(AVAILABLE RECORDS Opens)

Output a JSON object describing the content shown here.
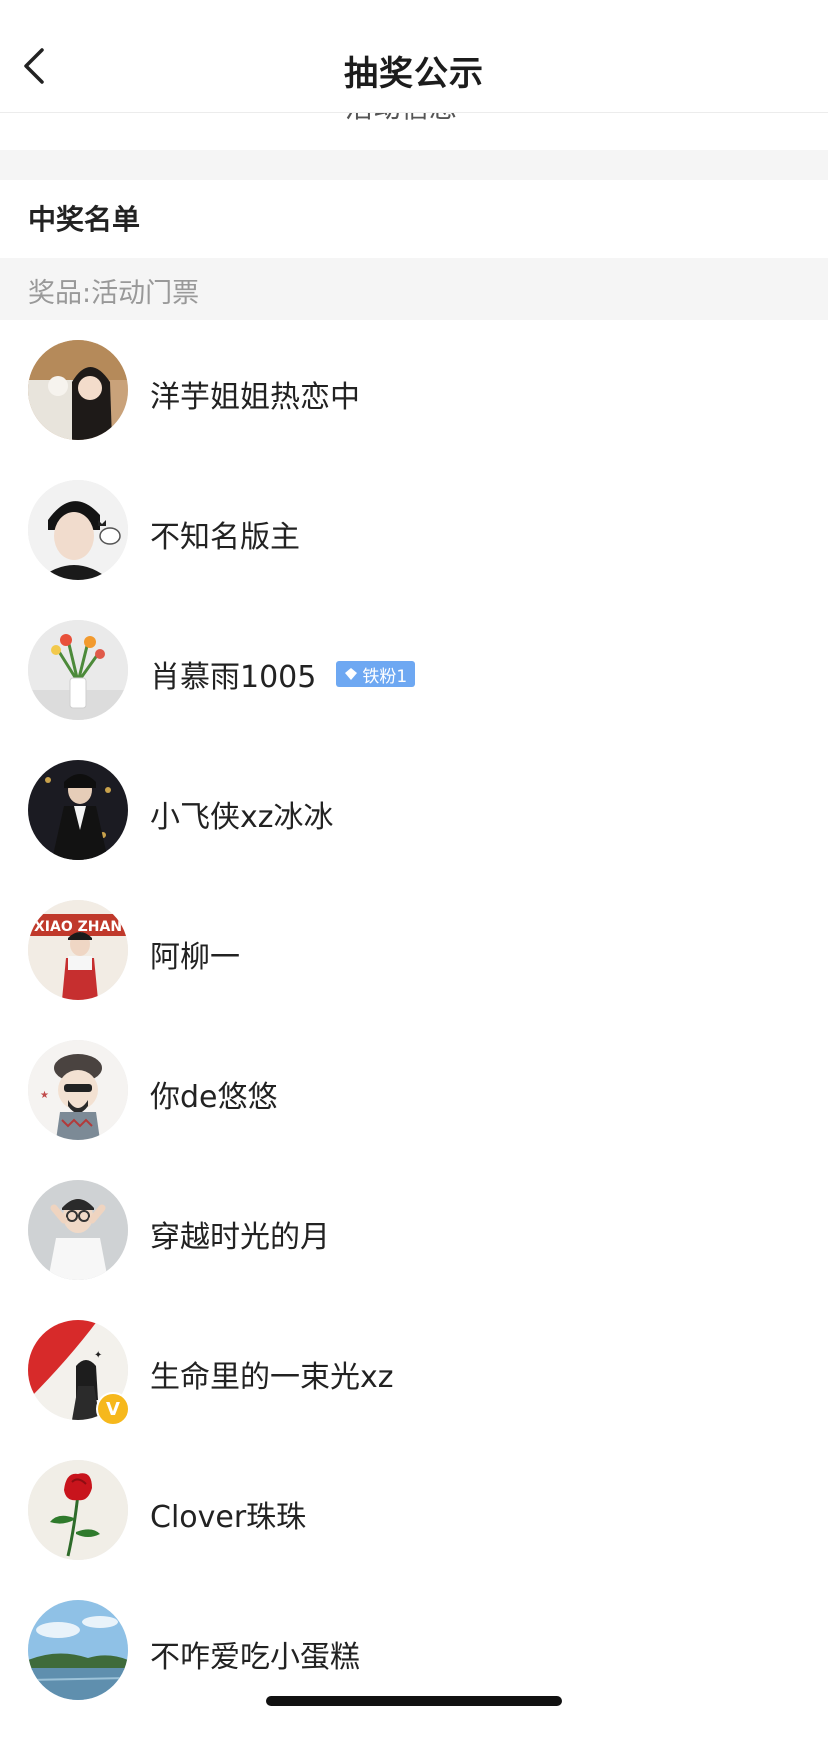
{
  "nav": {
    "title": "抽奖公示",
    "back_icon": "back-chevron-icon"
  },
  "activity_info": {
    "label": "活动信息",
    "icon": "chevron-down-icon"
  },
  "section": {
    "title": "中奖名单"
  },
  "prize": {
    "label": "奖品:活动门票"
  },
  "winners": [
    {
      "name": "洋芋姐姐热恋中"
    },
    {
      "name": "不知名版主"
    },
    {
      "name": "肖慕雨1005",
      "badge": "铁粉1"
    },
    {
      "name": "小飞侠xz冰冰"
    },
    {
      "name": "阿柳一"
    },
    {
      "name": "你de悠悠"
    },
    {
      "name": "穿越时光的月"
    },
    {
      "name": "生命里的一束光xz",
      "verified": "V"
    },
    {
      "name": "Clover珠珠"
    },
    {
      "name": "不咋爱吃小蛋糕"
    }
  ],
  "colors": {
    "badge": "#6ea8f2",
    "verified": "#f6b81c",
    "band": "#f5f5f5"
  }
}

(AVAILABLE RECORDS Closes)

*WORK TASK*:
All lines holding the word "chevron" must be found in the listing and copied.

*ANSWER AREA*:
    "back_icon": "back-chevron-icon"
    "icon": "chevron-down-icon"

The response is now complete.